There are several reasons to familiarize yourself with your state’s regulations regarding sump pump discharge lines. First, it guarantees adherence to local rules, which means no penalty for incorrect discharge. Secondly, it helps safeguard the environment by preventing toxins from entering water bodies or sewage systems. The restrictions are important because poor discharge can cause water to pool around the foundation of your home, which can lead to floods and water damage. The public as a whole also benefits from the smooth operation of municipal sewage systems, which becomes possible via strict adherence to discharge laws. This means knowing these regulations will protect not just your possessions but the ecosystem as a whole.
What Is a Sump Pump Discharge Line?
A sump pump discharge line is a pipe or conduit used to transport water from a sump pump to the proper disposal location. In most cases, a sump pump’s actual installation location is in a pit or basin dug into the floor of a basement or crawl space. The sump pump kicks on once the pit fills with water, and it expels the water via the building’s drainage system. Depending on the rules and regulations in your region, the discharge line may go to the municipal sewage system, a storm sewer or a designated drainage area on the property.
What Rules Does Ohio Have in Place?
The county you live in will affect the sump pump discharge line rules that you need to abide by. In some counties, the minimum is 15 feet away from any property line. In other counties, the minimum is as little as three feet. To understand the specific rules that apply to your property, we highly recommend reaching out to the Stark County Building Department or checking Waynesburg’s official website.
What Happens If You Break the Rules?
Noncompliance with sump pump discharge restrictions may result in fines or penalties imposed by local authorities. The severity of the penalty you face for a breach of the rules around sump pump discharge lines will depend on the laws in your area. In some cases, local authorities or impacted parties may decide to file a lawsuit for persistent or serious violations of sump pump discharge restrictions.
Disobeying sump pump discharge line rules also puts you at risk of noncompliance, significantly impacting your ability to obtain homeowner’s insurance. Improper water discharge may also have negative environmental consequences, such as introducing toxins into water bodies or overloading sewage systems. This may result in stricter environmental laws or penalties. Noncompliance can also result in difficulty selling your home. This happens because not following the rules raises concerns in the minds of potential buyers.
Who Should Install the Sump Pump Discharge Line?
It’s always best to have a licensed plumber install a sump pump discharge line. This person knows local building codes and regulations and can make sure it’s installed correctly.
Installing a discharge line for a sump pump calls for careful planning and execution. First, a qualified expert examines the land to choose the best spot for the discharge point in accordance with all applicable rules and regulations. They use PVC pipes, fittings and a check valve, among other high-quality components.
In some cases, the plumber will have to dig a trench. The pipe then subsequently links to a specific discharge point, such as a storm drain or drainage system. The water can’t go backward into the pump since it has a check valve attached. The final step involves testing the system’s functionality and providing suggestions to keep things running well.

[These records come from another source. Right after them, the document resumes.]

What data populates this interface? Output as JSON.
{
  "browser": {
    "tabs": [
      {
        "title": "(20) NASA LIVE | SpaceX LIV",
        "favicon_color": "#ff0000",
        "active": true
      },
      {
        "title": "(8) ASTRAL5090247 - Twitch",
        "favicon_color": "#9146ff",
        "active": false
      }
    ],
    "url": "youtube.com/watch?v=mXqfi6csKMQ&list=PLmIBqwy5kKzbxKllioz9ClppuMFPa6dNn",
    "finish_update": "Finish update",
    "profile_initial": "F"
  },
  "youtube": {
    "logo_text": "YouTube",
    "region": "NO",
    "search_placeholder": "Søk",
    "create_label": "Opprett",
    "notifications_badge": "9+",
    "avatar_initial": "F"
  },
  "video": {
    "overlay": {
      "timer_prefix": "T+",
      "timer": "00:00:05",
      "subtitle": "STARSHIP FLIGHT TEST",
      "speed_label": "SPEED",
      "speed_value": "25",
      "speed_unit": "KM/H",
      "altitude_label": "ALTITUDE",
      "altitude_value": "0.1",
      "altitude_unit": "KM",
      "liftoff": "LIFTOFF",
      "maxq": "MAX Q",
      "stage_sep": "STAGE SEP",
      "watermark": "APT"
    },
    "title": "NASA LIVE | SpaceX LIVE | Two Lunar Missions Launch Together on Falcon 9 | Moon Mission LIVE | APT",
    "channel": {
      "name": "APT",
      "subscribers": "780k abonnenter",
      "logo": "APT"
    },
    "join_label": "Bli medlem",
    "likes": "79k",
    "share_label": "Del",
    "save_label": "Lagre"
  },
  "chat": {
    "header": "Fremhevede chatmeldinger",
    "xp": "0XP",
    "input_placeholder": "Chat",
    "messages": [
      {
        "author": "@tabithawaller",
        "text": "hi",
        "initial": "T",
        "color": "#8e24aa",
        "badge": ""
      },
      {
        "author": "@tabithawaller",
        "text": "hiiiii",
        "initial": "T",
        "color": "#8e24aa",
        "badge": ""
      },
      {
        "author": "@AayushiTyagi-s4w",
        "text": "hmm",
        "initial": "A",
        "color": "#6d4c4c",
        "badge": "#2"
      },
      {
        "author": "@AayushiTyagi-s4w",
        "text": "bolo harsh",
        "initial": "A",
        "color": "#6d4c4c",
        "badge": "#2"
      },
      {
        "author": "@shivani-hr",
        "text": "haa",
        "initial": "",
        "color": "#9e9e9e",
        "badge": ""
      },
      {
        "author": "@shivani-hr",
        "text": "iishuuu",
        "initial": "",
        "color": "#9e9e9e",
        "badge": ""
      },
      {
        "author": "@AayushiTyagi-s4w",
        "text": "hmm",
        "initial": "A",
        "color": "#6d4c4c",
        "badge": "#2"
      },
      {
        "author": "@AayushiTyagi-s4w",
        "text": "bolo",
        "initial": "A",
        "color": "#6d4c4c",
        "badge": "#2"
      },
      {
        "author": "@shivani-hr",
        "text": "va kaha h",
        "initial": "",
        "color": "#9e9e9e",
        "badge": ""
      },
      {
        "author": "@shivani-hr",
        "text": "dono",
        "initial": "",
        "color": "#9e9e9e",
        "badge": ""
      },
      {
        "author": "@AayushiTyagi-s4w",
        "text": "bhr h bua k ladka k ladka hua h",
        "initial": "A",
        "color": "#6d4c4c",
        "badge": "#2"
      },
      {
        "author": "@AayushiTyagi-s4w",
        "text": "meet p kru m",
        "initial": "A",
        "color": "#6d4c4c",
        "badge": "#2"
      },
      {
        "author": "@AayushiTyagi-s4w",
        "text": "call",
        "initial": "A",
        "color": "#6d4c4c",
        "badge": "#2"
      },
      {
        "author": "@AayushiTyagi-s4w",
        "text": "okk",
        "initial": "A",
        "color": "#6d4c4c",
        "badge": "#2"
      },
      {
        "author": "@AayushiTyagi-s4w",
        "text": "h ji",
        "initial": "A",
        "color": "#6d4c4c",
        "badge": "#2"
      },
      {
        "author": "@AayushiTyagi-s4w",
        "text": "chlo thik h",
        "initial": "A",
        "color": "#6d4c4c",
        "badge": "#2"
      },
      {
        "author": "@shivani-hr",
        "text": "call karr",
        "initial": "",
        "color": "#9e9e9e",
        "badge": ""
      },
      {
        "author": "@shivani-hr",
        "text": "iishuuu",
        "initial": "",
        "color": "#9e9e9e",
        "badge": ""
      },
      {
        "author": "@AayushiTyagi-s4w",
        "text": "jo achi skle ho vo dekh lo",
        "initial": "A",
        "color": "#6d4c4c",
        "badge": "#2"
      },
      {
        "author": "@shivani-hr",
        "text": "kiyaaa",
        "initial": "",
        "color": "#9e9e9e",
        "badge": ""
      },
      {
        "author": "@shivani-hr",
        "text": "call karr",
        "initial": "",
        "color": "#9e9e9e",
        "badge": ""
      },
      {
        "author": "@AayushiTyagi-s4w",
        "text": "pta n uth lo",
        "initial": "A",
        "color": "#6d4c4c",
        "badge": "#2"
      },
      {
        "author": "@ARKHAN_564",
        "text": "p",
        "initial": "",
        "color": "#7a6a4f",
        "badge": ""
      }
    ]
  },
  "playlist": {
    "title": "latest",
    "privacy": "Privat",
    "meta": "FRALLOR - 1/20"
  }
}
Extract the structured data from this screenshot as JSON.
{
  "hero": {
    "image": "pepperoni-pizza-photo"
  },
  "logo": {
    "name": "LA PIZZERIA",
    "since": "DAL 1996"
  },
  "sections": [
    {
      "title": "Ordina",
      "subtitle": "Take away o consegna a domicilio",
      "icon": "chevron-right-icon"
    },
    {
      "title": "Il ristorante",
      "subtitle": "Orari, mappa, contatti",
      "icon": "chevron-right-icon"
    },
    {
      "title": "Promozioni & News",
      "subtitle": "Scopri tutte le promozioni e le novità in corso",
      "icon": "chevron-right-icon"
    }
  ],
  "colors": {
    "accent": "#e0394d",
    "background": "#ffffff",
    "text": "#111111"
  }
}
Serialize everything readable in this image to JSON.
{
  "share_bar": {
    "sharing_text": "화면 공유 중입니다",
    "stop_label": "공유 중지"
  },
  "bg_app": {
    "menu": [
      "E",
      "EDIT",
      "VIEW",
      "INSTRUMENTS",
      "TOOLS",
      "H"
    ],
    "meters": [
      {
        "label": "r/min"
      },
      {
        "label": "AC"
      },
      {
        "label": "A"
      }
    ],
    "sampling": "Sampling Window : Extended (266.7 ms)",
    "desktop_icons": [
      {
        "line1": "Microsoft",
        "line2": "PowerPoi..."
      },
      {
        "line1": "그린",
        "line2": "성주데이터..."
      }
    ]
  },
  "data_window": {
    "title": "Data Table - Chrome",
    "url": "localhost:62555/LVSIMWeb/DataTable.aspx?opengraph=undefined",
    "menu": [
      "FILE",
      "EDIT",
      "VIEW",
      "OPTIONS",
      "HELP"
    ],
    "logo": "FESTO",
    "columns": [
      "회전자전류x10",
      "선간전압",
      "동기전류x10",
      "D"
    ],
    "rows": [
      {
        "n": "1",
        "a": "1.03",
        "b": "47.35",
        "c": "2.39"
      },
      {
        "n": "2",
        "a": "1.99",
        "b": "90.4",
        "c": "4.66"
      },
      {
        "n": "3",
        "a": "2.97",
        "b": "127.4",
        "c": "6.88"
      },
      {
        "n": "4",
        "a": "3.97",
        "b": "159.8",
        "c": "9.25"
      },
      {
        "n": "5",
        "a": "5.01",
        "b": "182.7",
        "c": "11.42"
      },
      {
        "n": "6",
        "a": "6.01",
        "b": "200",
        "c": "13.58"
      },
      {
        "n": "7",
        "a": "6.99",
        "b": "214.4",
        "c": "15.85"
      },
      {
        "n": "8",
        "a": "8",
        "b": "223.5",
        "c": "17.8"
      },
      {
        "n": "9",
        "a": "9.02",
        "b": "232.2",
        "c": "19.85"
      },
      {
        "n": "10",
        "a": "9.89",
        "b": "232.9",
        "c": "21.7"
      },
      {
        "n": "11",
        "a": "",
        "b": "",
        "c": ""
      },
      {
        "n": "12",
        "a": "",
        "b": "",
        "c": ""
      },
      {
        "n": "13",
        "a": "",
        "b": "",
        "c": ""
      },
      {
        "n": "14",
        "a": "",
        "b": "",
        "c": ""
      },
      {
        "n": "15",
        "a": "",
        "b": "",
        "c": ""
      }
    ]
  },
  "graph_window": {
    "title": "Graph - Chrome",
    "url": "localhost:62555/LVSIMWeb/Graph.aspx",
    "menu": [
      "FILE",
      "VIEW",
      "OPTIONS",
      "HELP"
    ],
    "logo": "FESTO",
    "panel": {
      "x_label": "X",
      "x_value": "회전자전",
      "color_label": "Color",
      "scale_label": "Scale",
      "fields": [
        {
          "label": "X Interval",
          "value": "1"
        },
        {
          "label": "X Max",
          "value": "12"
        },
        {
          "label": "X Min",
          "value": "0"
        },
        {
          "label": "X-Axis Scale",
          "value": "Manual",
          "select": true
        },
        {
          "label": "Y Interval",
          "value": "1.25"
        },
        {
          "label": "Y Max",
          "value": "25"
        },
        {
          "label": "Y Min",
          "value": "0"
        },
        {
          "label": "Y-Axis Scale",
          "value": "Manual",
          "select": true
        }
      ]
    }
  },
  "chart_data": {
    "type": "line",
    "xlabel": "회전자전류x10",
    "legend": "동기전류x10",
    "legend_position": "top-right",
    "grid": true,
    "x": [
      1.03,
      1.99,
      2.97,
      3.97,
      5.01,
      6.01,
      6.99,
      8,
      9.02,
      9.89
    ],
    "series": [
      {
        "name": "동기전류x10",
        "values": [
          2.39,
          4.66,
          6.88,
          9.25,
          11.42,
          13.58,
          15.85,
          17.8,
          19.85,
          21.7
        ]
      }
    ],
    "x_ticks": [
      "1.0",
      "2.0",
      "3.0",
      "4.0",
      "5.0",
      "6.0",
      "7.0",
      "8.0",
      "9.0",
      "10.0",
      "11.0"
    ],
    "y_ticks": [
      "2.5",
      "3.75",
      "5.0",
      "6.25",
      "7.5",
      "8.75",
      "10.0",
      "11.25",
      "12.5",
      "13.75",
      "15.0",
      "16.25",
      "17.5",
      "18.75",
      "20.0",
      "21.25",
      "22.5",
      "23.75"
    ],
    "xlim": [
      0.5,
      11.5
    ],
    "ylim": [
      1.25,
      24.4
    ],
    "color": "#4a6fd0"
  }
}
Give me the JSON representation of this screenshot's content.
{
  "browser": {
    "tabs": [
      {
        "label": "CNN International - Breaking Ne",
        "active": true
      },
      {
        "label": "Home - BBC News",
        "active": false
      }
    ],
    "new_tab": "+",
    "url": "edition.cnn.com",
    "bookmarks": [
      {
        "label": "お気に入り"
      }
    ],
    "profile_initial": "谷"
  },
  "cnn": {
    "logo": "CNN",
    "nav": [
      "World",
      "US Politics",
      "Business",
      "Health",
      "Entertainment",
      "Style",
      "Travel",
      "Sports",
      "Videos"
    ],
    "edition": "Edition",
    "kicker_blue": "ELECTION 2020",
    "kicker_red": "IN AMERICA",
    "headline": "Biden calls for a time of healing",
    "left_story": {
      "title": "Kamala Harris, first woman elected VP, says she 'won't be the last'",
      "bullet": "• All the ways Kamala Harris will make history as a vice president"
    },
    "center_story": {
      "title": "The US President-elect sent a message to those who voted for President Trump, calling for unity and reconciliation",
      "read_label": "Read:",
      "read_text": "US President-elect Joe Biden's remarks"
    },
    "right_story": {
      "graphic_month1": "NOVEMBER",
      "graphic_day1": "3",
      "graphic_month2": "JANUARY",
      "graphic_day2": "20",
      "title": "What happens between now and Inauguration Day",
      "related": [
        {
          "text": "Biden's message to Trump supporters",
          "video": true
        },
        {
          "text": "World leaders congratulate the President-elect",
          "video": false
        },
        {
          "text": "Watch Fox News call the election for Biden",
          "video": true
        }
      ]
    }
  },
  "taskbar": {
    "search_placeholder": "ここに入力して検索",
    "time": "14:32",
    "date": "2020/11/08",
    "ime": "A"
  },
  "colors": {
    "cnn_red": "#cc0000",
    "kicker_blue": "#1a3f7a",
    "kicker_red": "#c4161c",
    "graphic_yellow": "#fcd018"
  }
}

How To Take Care of Sump Pump Discharge Line
Plumbers will normally give homeowners a list of tips they can follow to take care of their sump pump discharge line. These tips often include:
- invest in regular inspections
- clear debris from the area around the line
- maintain proper grading
- protect the line from freezing
- install a splash block or extender
Clearing the area surrounding the discharge line of leaves and other debris will keep water flowing freely and prevent any jams from forming. Ensuring that the ground around the discharge point is properly graded away from the foundation of your home helps prevent water from pooling around the foundation, which can lead to basement flooding.
To increase water flow in colder areas, insulating the discharge line’s exposed parts, adding a freeze guard or using heat tape are all viable options. If you want to keep water away from the house’s foundation and keep erosion at bay, use a splash block or extension at the end of the discharge line.
Are you looking to find someone who can help you install a sump pump discharge line? If so, give Beck Electric, Generators & Plumbing a call. We also help homeowners with water quality testing, electrical services, generators, etc. Contact us now to speak with a licensed plumber about your home’s sump pump.